<mark>Journal publication date</mark>2015
<mark>Journal</mark>Frontiers in neurorobotics
Issue number5
Volume9
Number of pages13
Publication StatusPublished
<mark>Original language</mark>English

Abstract

The adaptive filter model of the cerebellar microcircuit has been successfully applied to biological motor control problems, such as the vestibulo-ocular reflex (VOR), and to sensory processing problems, such as the adaptive cancelation of reafferent noise. It has also been successfully applied to problems in robotics, such as adaptive camera stabilization and sensor noise cancelation. In previous applications to inverse control problems, the algorithm was applied to the velocity control of a plant dominated by viscous and elastic elements. Naive application of the adaptive filter model to the displacement (as opposed to velocity) control of this plant results in unstable learning and control. To be more generally useful in engineering problems, it is essential to remove this restriction to enable the stable control of plants of any order. We address this problem here by developing a biohybrid model reference adaptive control (MRAC) scheme, which stabilizes the control algorithm for strictly proper plants. We evaluate the performance of this novel cerebellar-inspired algorithm with MRAC scheme in the experimental control of a dielectric electroactive polymer, a class of artificial muscle. The results show that the augmented cerebellar algorithm is able to accurately control the displacement response of the artificial muscle.
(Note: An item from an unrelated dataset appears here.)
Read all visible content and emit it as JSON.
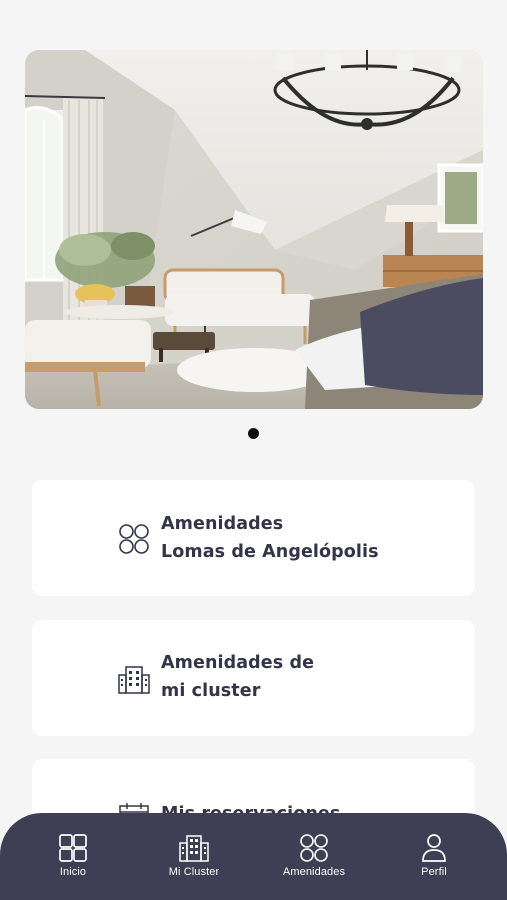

The proposed solution not only greatly extends the practical applicability of the cerebellar-inspired algorithm, but may also shed light on cerebellar involvement in a wider range of biological control tasks.